Care for HIV infected Adolescent Girls
Since 2004 the number of adult HIV-related deaths in the world decreased by 30% as antiretroviral therapy (ART) expanded. However, during the same period, HIV-related deaths for adolescents increased by 50%. Adolescents account for 40% of all new HIV infections in Haiti, and 80% of these occur among sexually-active girls, many of whom live in poverty with little protection from
ART with other medical and behavioral interventions can prolong the life of persons living with HIV and prevent them from transmitting HIV. However, the social factors which lead to HIV infection (poverty, unstable families, and gender inequality) coupled with high-risk taking adolescent behavior
In 2014 Cornell-GHESKIO piloted an innovative model of care, FANMI (My FAMILY), to improve retention among HIV-infected adolescent girls. Adolescent girls attend monthly HIV care in cohorts of 5-8 peers to address social isolation, gender inequality, and unstable families. HIV care takes place in a community center rather than in a medical clinic to strengthen social support and decrease stigma. Each monthly visit integrates clinical care, group counseling, and social activities in a single session by the same provider to simplify care and strengthen the relationships between peers and providers. Data suggest that FANMI dramatically improves retention compared to adolescent girls receiving standard care at GHESKIO.
NIAID HIV Clinical Trials

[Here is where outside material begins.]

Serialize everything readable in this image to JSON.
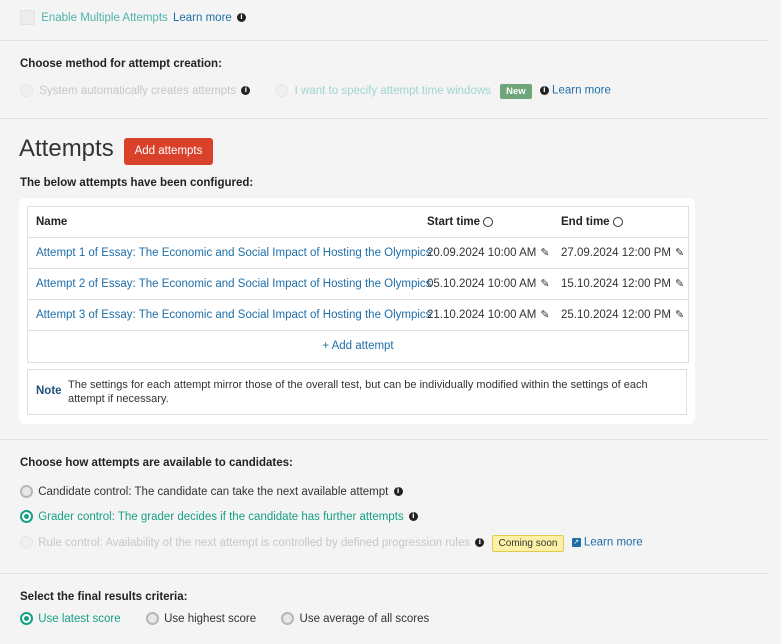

Clinical trials often take 5 years to conduct and involve scores of investigators and are beyond the scope and timeline of an individual trainee’s project. However, we have found that well-defined participation with ~ 10 – 20% effort is extremely beneficial for our trainees. Trainees learn about the rigor of NIH clinical trials, recruitment and retention strategies, good clinical practice, clinical trial design, data collection tools, and advanced laboratory assays. Trainees attend network meetings and meet leaders in the field. The rigor and knowledge gained from participating in the clinical trials